Debrashi Dasgupta, thehindu.com
Chhattisgarh continues to overlook and under-utilise the radio to counter Maoist influence.
It is easy to overlook the megaphones affixed to poles all over this small town. Ubiquitous leftovers from last night’s shaadi or satsang, you would think. But this lot once had a loftier purpose. They brought to life every morning ‘Sukma Ta Mata’ (STM), literally ‘Sukma’s Talk’. It was an innovative narrowcasting project that the district administration devised in March 2012 to reach out to locals in Gondi and Halbi, the two most widely spoken indigenous languages in Chhattisgarh’s south. With Hindi still limited in its extent here, the outreach in local languages quickly gained popularity. ...

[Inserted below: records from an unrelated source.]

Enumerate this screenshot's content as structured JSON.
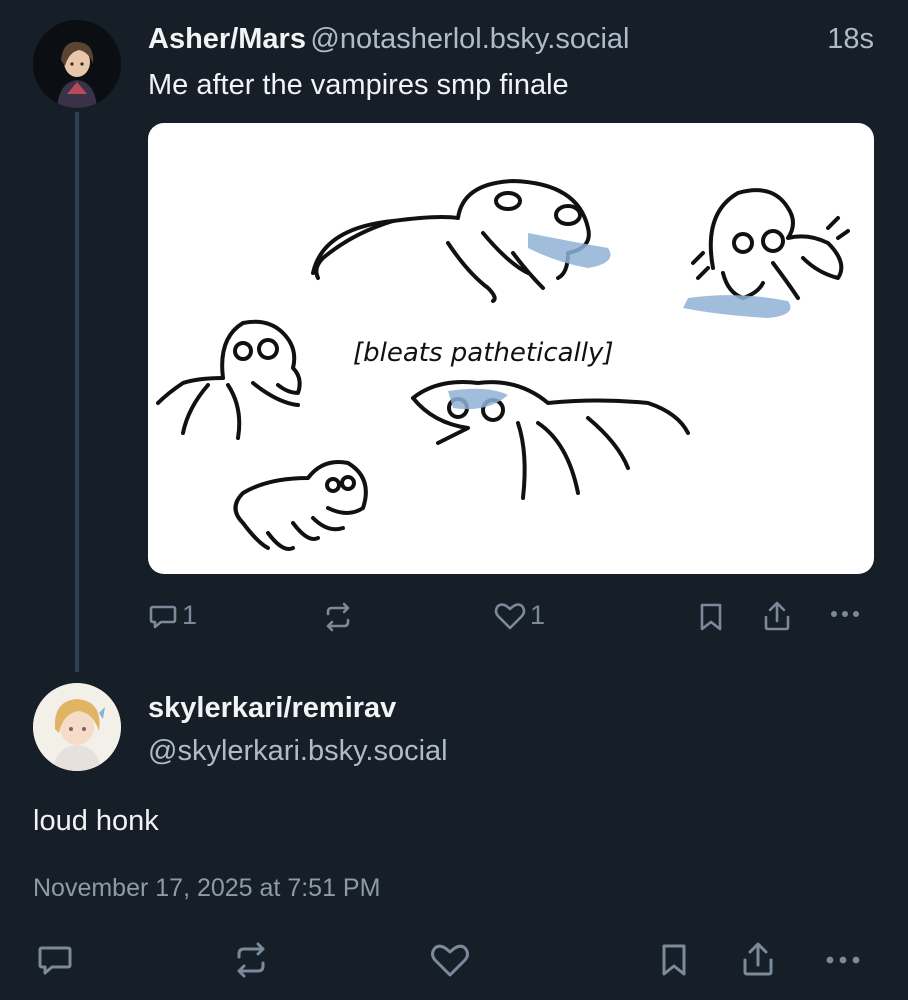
{
  "parent_post": {
    "display_name": "Asher/Mars",
    "handle": "@notasherlol.bsky.social",
    "time_ago": "18s",
    "text": "Me after the vampires smp finale",
    "image_caption": "[bleats pathetically]",
    "actions": {
      "reply_count": "1",
      "like_count": "1"
    },
    "avatar_icon": "user-avatar-dark-haired"
  },
  "main_post": {
    "display_name": "skylerkari/remirav",
    "handle": "@skylerkari.bsky.social",
    "text": "loud honk",
    "timestamp": "November 17, 2025 at 7:51 PM",
    "avatar_icon": "user-avatar-blonde"
  },
  "colors": {
    "background": "#161e27",
    "icon": "#7b8a9a",
    "thread_line": "#2e4052"
  }
}
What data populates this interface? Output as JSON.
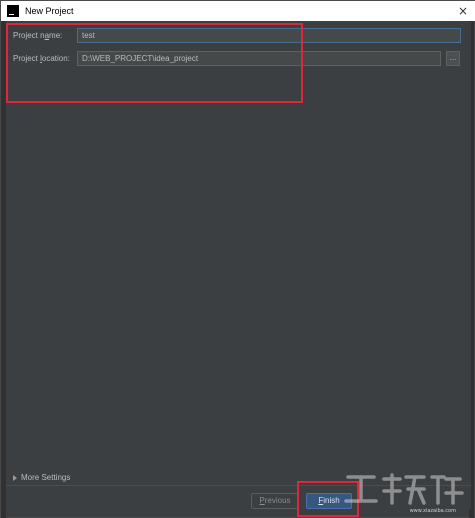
{
  "window": {
    "title": "New Project",
    "close_glyph": "×"
  },
  "form": {
    "project_name_label_pre": "Project n",
    "project_name_label_mn": "a",
    "project_name_label_post": "me:",
    "project_name_value": "test",
    "project_location_label_pre": "Project ",
    "project_location_label_mn": "l",
    "project_location_label_post": "ocation:",
    "project_location_value": "D:\\WEB_PROJECT\\idea_project",
    "browse_label": "..."
  },
  "footer": {
    "more_settings_label": "More Settings",
    "previous_mn": "P",
    "previous_rest": "revious",
    "finish_mn": "F",
    "finish_rest": "inish"
  },
  "colors": {
    "highlight": "#e0263a",
    "primary_button": "#365880",
    "background": "#3c3f41"
  },
  "watermark": {
    "text": "www.xiazaiba.com"
  }
}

Yet, the megaphones remain mute appendages today. The local electricity department has cut power to them because of unpaid dues. STMs modern studio also lies in disuse, gathering dust and seepage. Its operational expenses were not much — it cost under Rs. 30,000 to run every month, including the salary for a guard and a technical assistant. Was it was too high a price for the administration to connect with locals in a language they understand best? Maybe linguistic public diplomacy wasn't a worthwhile investment in a theatre of conflict where winning minds is key priority?